Data shown Start Marker

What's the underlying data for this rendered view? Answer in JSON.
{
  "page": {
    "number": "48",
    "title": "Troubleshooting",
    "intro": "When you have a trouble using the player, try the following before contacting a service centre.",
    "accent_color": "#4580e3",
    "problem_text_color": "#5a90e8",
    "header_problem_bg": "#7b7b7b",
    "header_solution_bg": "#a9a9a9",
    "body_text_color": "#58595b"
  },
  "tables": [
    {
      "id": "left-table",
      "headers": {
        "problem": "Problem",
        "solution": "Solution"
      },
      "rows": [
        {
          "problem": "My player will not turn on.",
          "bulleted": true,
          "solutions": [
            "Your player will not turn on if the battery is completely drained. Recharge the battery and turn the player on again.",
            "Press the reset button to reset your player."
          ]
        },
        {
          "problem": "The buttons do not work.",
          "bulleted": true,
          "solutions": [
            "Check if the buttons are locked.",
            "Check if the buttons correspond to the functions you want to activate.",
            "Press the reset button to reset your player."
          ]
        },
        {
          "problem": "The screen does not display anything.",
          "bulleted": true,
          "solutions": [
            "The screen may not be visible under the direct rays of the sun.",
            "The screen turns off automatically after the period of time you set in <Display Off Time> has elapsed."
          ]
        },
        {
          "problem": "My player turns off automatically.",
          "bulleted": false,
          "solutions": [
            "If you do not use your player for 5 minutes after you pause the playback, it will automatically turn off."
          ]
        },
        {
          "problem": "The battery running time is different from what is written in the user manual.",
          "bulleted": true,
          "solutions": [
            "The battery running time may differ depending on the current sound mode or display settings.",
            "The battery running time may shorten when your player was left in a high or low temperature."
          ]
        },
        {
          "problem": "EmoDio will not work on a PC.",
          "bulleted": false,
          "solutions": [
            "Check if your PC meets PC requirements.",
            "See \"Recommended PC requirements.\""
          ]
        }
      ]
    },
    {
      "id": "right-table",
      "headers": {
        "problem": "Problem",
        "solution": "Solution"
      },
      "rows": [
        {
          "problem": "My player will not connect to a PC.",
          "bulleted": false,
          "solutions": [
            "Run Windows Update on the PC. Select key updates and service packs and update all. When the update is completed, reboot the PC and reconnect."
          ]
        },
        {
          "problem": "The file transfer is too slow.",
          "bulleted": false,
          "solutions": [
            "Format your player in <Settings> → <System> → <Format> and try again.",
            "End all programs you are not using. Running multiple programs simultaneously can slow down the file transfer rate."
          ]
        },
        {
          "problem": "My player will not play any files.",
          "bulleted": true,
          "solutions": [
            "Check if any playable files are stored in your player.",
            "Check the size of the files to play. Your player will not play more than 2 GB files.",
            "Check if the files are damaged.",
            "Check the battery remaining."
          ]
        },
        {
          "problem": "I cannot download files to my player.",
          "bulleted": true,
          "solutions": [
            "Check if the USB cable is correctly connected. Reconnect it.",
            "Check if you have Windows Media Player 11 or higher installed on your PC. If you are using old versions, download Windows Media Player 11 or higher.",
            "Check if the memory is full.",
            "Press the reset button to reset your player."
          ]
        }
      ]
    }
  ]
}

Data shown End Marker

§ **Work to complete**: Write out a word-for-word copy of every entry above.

§ **Answer**:
What's the underlying data for this rendered view? Answer in JSON.
{
  "page": {
    "number": "48",
    "title": "Troubleshooting",
    "intro": "When you have a trouble using the player, try the following before contacting a service centre.",
    "accent_color": "#4580e3",
    "problem_text_color": "#5a90e8",
    "header_problem_bg": "#7b7b7b",
    "header_solution_bg": "#a9a9a9",
    "body_text_color": "#58595b"
  },
  "tables": [
    {
      "id": "left-table",
      "headers": {
        "problem": "Problem",
        "solution": "Solution"
      },
      "rows": [
        {
          "problem": "My player will not turn on.",
          "bulleted": true,
          "solutions": [
            "Your player will not turn on if the battery is completely drained. Recharge the battery and turn the player on again.",
            "Press the reset button to reset your player."
          ]
        },
        {
          "problem": "The buttons do not work.",
          "bulleted": true,
          "solutions": [
            "Check if the buttons are locked.",
            "Check if the buttons correspond to the functions you want to activate.",
            "Press the reset button to reset your player."
          ]
        },
        {
          "problem": "The screen does not display anything.",
          "bulleted": true,
          "solutions": [
            "The screen may not be visible under the direct rays of the sun.",
            "The screen turns off automatically after the period of time you set in <Display Off Time> has elapsed."
          ]
        },
        {
          "problem": "My player turns off automatically.",
          "bulleted": false,
          "solutions": [
            "If you do not use your player for 5 minutes after you pause the playback, it will automatically turn off."
          ]
        },
        {
          "problem": "The battery running time is different from what is written in the user manual.",
          "bulleted": true,
          "solutions": [
            "The battery running time may differ depending on the current sound mode or display settings.",
            "The battery running time may shorten when your player was left in a high or low temperature."
          ]
        },
        {
          "problem": "EmoDio will not work on a PC.",
          "bulleted": false,
          "solutions": [
            "Check if your PC meets PC requirements.",
            "See \"Recommended PC requirements.\""
          ]
        }
      ]
    },
    {
      "id": "right-table",
      "headers": {
        "problem": "Problem",
        "solution": "Solution"
      },
      "rows": [
        {
          "problem": "My player will not connect to a PC.",
          "bulleted": false,
          "solutions": [
            "Run Windows Update on the PC. Select key updates and service packs and update all. When the update is completed, reboot the PC and reconnect."
          ]
        },
        {
          "problem": "The file transfer is too slow.",
          "bulleted": false,
          "solutions": [
            "Format your player in <Settings> → <System> → <Format> and try again.",
            "End all programs you are not using. Running multiple programs simultaneously can slow down the file transfer rate."
          ]
        },
        {
          "problem": "My player will not play any files.",
          "bulleted": true,
          "solutions": [
            "Check if any playable files are stored in your player.",
            "Check the size of the files to play. Your player will not play more than 2 GB files.",
            "Check if the files are damaged.",
            "Check the battery remaining."
          ]
        },
        {
          "problem": "I cannot download files to my player.",
          "bulleted": true,
          "solutions": [
            "Check if the USB cable is correctly connected. Reconnect it.",
            "Check if you have Windows Media Player 11 or higher installed on your PC. If you are using old versions, download Windows Media Player 11 or higher.",
            "Check if the memory is full.",
            "Press the reset button to reset your player."
          ]
        }
      ]
    }
  ]
}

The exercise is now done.